EXERCISE DIRECTIONS >> Since the pictures are not wanted, copy only the text of every record exactly.

============================================================

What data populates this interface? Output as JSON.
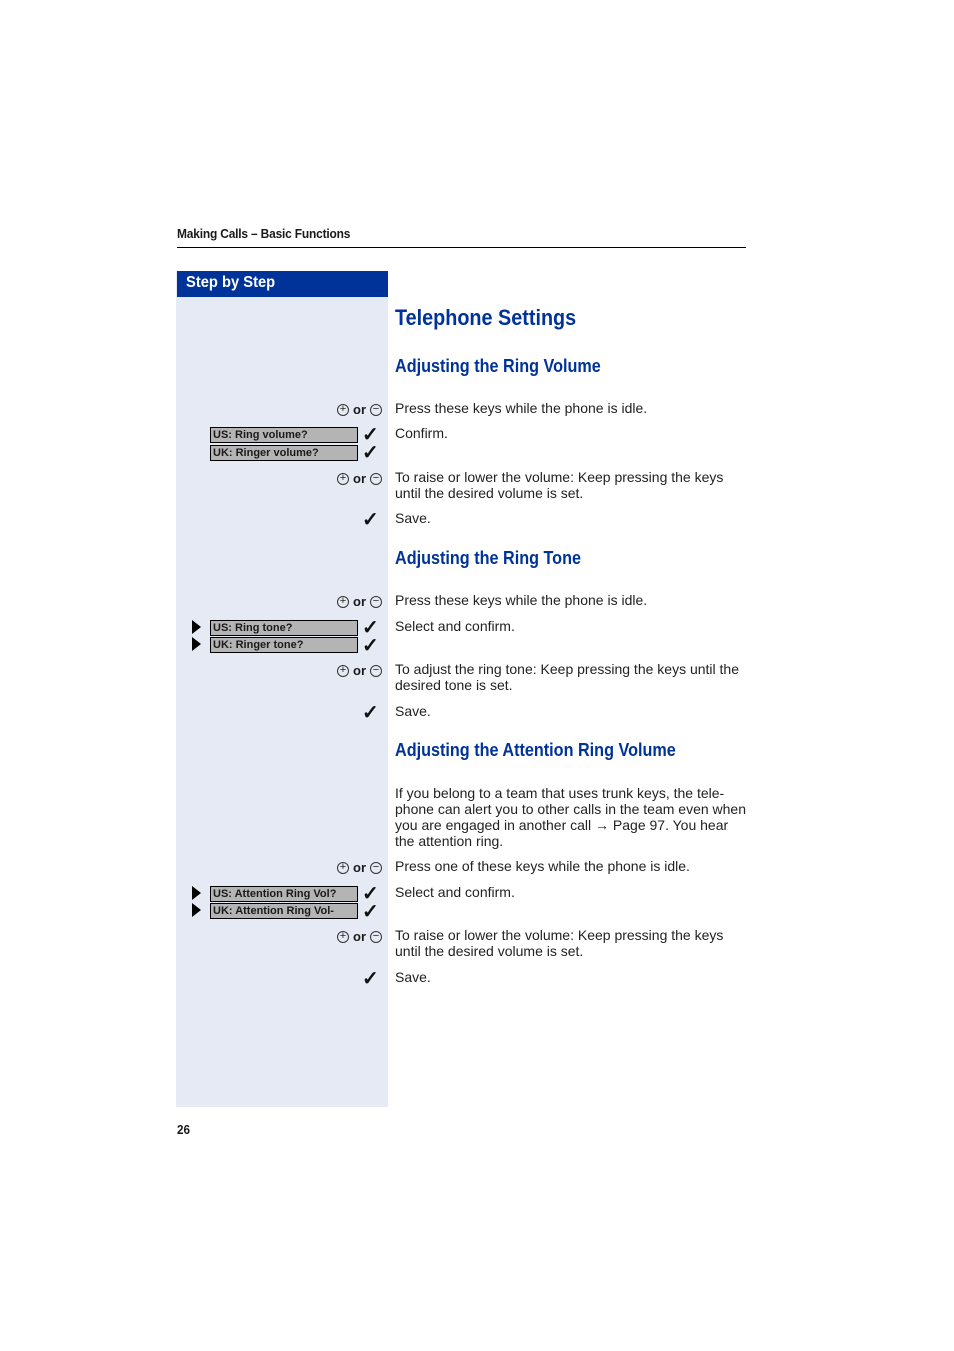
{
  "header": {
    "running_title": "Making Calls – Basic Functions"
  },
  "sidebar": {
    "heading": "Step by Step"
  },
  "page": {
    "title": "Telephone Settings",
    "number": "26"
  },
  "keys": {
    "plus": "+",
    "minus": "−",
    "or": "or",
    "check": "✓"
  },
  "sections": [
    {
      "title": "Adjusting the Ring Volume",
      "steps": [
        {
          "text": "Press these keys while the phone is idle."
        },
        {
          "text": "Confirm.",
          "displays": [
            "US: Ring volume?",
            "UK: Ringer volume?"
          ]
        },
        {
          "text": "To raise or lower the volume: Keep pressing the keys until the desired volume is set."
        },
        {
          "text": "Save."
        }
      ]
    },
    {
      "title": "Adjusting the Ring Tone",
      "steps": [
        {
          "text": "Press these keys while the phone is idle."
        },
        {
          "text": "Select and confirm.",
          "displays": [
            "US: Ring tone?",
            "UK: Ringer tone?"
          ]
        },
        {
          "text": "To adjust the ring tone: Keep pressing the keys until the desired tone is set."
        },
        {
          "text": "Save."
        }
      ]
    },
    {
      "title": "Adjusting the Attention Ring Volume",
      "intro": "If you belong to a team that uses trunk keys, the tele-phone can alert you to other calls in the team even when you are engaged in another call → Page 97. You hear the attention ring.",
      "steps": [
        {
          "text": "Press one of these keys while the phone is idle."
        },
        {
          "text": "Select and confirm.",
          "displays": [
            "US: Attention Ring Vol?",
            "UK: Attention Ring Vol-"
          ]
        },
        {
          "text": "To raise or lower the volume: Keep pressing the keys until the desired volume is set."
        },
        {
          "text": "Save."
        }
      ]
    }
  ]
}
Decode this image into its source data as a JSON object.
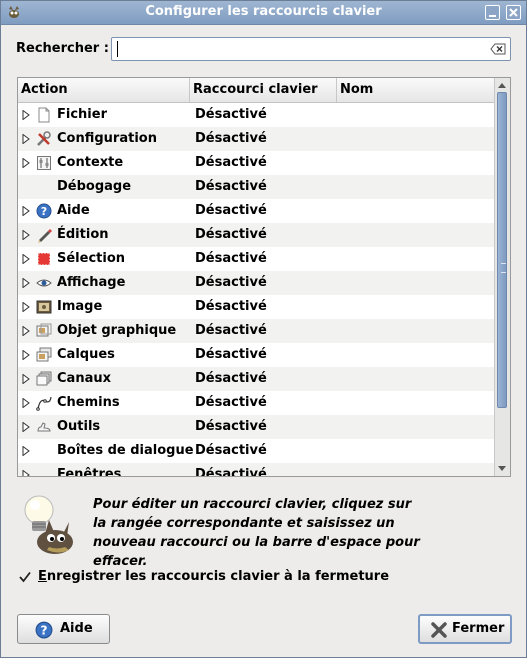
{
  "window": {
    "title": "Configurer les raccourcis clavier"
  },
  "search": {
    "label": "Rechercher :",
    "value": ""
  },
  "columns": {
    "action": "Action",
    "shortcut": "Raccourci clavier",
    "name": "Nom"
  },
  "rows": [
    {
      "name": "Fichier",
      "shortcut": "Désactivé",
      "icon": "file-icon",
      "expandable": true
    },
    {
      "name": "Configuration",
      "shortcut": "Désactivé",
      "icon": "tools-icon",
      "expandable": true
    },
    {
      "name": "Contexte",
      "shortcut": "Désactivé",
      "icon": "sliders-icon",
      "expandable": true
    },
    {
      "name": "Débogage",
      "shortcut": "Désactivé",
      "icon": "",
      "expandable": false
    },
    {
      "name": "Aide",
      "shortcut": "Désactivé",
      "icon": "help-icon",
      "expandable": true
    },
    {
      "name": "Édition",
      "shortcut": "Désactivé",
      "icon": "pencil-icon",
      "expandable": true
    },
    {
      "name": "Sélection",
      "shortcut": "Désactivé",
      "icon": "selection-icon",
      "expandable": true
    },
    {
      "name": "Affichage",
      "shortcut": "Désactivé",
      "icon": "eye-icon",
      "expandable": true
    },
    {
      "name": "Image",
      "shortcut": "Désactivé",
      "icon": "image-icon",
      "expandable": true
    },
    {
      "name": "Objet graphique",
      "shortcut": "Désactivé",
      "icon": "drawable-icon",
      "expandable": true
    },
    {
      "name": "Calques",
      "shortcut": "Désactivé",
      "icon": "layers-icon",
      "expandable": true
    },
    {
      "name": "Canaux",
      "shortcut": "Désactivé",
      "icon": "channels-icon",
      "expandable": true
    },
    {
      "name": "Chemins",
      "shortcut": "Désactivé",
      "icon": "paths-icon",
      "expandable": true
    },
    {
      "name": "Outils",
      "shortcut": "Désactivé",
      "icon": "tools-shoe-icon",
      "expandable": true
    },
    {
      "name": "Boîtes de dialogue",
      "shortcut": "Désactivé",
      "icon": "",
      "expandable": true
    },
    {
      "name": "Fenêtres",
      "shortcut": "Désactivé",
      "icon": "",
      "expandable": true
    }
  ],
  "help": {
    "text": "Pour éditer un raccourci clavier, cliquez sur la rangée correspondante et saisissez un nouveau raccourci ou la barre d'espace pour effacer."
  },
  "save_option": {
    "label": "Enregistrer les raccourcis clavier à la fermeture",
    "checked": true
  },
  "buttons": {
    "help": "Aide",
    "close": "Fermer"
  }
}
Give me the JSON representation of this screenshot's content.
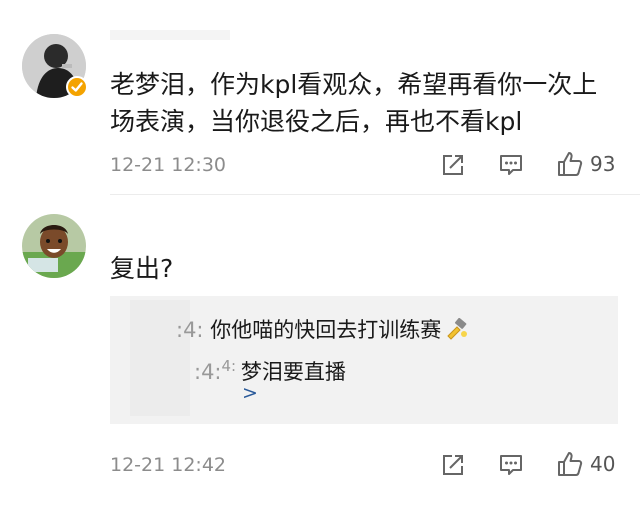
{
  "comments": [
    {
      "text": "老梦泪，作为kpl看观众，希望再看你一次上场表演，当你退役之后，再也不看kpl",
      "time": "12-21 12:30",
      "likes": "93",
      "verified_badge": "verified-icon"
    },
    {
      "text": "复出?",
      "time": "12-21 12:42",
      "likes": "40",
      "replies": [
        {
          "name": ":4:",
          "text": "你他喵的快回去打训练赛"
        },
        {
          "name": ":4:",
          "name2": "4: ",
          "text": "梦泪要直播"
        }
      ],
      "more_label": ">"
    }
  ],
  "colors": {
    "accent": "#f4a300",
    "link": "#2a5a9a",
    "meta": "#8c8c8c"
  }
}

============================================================

OUTPUT BELOW >>
What data populates this interface? Output as JSON.
{
  "header": {
    "running_title": "Making Calls – Basic Functions"
  },
  "sidebar": {
    "heading": "Step by Step"
  },
  "page": {
    "title": "Telephone Settings",
    "number": "26"
  },
  "keys": {
    "plus": "+",
    "minus": "−",
    "or": "or",
    "check": "✓"
  },
  "sections": [
    {
      "title": "Adjusting the Ring Volume",
      "steps": [
        {
          "text": "Press these keys while the phone is idle."
        },
        {
          "text": "Confirm.",
          "displays": [
            "US: Ring volume?",
            "UK: Ringer volume?"
          ]
        },
        {
          "text": "To raise or lower the volume: Keep pressing the keys until the desired volume is set."
        },
        {
          "text": "Save."
        }
      ]
    },
    {
      "title": "Adjusting the Ring Tone",
      "steps": [
        {
          "text": "Press these keys while the phone is idle."
        },
        {
          "text": "Select and confirm.",
          "displays": [
            "US: Ring tone?",
            "UK: Ringer tone?"
          ]
        },
        {
          "text": "To adjust the ring tone: Keep pressing the keys until the desired tone is set."
        },
        {
          "text": "Save."
        }
      ]
    },
    {
      "title": "Adjusting the Attention Ring Volume",
      "intro": "If you belong to a team that uses trunk keys, the tele-phone can alert you to other calls in the team even when you are engaged in another call → Page 97. You hear the attention ring.",
      "steps": [
        {
          "text": "Press one of these keys while the phone is idle."
        },
        {
          "text": "Select and confirm.",
          "displays": [
            "US: Attention Ring Vol?",
            "UK: Attention Ring Vol-"
          ]
        },
        {
          "text": "To raise or lower the volume: Keep pressing the keys until the desired volume is set."
        },
        {
          "text": "Save."
        }
      ]
    }
  ]
}
Decode this image into its source data as a JSON object.
{
  "window": {
    "title": "Configurer les raccourcis clavier"
  },
  "search": {
    "label": "Rechercher :",
    "value": ""
  },
  "columns": {
    "action": "Action",
    "shortcut": "Raccourci clavier",
    "name": "Nom"
  },
  "rows": [
    {
      "name": "Fichier",
      "shortcut": "Désactivé",
      "icon": "file-icon",
      "expandable": true
    },
    {
      "name": "Configuration",
      "shortcut": "Désactivé",
      "icon": "tools-icon",
      "expandable": true
    },
    {
      "name": "Contexte",
      "shortcut": "Désactivé",
      "icon": "sliders-icon",
      "expandable": true
    },
    {
      "name": "Débogage",
      "shortcut": "Désactivé",
      "icon": "",
      "expandable": false
    },
    {
      "name": "Aide",
      "shortcut": "Désactivé",
      "icon": "help-icon",
      "expandable": true
    },
    {
      "name": "Édition",
      "shortcut": "Désactivé",
      "icon": "pencil-icon",
      "expandable": true
    },
    {
      "name": "Sélection",
      "shortcut": "Désactivé",
      "icon": "selection-icon",
      "expandable": true
    },
    {
      "name": "Affichage",
      "shortcut": "Désactivé",
      "icon": "eye-icon",
      "expandable": true
    },
    {
      "name": "Image",
      "shortcut": "Désactivé",
      "icon": "image-icon",
      "expandable": true
    },
    {
      "name": "Objet graphique",
      "shortcut": "Désactivé",
      "icon": "drawable-icon",
      "expandable": true
    },
    {
      "name": "Calques",
      "shortcut": "Désactivé",
      "icon": "layers-icon",
      "expandable": true
    },
    {
      "name": "Canaux",
      "shortcut": "Désactivé",
      "icon": "channels-icon",
      "expandable": true
    },
    {
      "name": "Chemins",
      "shortcut": "Désactivé",
      "icon": "paths-icon",
      "expandable": true
    },
    {
      "name": "Outils",
      "shortcut": "Désactivé",
      "icon": "tools-shoe-icon",
      "expandable": true
    },
    {
      "name": "Boîtes de dialogue",
      "shortcut": "Désactivé",
      "icon": "",
      "expandable": true
    },
    {
      "name": "Fenêtres",
      "shortcut": "Désactivé",
      "icon": "",
      "expandable": true
    }
  ],
  "help": {
    "text": "Pour éditer un raccourci clavier, cliquez sur la rangée correspondante et saisissez un nouveau raccourci ou la barre d'espace pour effacer."
  },
  "save_option": {
    "label": "Enregistrer les raccourcis clavier à la fermeture",
    "checked": true
  },
  "buttons": {
    "help": "Aide",
    "close": "Fermer"
  }
}
Give me the JSON representation of this screenshot's content.
{
  "comments": [
    {
      "text": "老梦泪，作为kpl看观众，希望再看你一次上场表演，当你退役之后，再也不看kpl",
      "time": "12-21 12:30",
      "likes": "93",
      "verified_badge": "verified-icon"
    },
    {
      "text": "复出?",
      "time": "12-21 12:42",
      "likes": "40",
      "replies": [
        {
          "name": ":4:",
          "text": "你他喵的快回去打训练赛"
        },
        {
          "name": ":4:",
          "name2": "4: ",
          "text": "梦泪要直播"
        }
      ],
      "more_label": ">"
    }
  ],
  "colors": {
    "accent": "#f4a300",
    "link": "#2a5a9a",
    "meta": "#8c8c8c"
  }
}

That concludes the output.